Time-domain fault analysis pertains to techniques that allow for the calculation of the shortcircuit current as a function of time from the moment of the fault inception.
For large electric power systems, with many machines and generators contributing to the fault current, the contributions of many machines will have to be taken into account concurrently.
Machine models have been developed that let predictions of considerable accuracy be made regarding the behavior of any machine for a fault either at or beyond its terminals.
These models are rather complex because they tend to represent in detail not only the machine itself but also several nonlinear controllers, such as excitation systems and their related stabilization circuitry, with nonlinearities.
It can therefore be seen that the calculating requirements could be stupendous, because the problem is reduced to simultaneously solving a large number of differential equations.

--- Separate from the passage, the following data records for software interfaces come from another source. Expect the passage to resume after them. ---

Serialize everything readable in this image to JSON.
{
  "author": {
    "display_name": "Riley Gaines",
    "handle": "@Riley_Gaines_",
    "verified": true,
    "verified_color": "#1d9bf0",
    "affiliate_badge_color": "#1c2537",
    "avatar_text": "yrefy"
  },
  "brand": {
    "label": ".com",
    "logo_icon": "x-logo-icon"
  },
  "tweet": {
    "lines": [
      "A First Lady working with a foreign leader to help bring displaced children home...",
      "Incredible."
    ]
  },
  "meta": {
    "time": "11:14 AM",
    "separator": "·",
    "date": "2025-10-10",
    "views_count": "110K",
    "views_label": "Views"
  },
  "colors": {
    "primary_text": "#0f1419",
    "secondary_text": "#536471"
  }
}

Despite its inherent power, the use of time-domain fault analysis is not very widespread and is only used for special studies because it is data-intensive (data requirements can be at least as demanding as transient stability analysis) and it requires special software.
Quasi-steady-state fault analysis
Quasi-steady-state fault analysis pertains to techniques that represent the system at steady state. Phasors are used to represent system voltages, currents, and impedances at fundamental frequency.
System modeling and the resulting computational techniques are based on the assumption that the system and its components can be represented by linear models.
Retaining linearity simplifies considerably the necessary calculations (Anderson [B1], Arrilaga, Arnold, and Harker [B2], Blackburn [B3] Stevenson [B10], Wagner and Evans [B13]).
Furthermore, linear algebra theory and the numerical advances in matrix computations make it possible to implement very elegant computer solutions for relatively large systems. These techniques have been favored by the various industry standards and will be briefly examined next.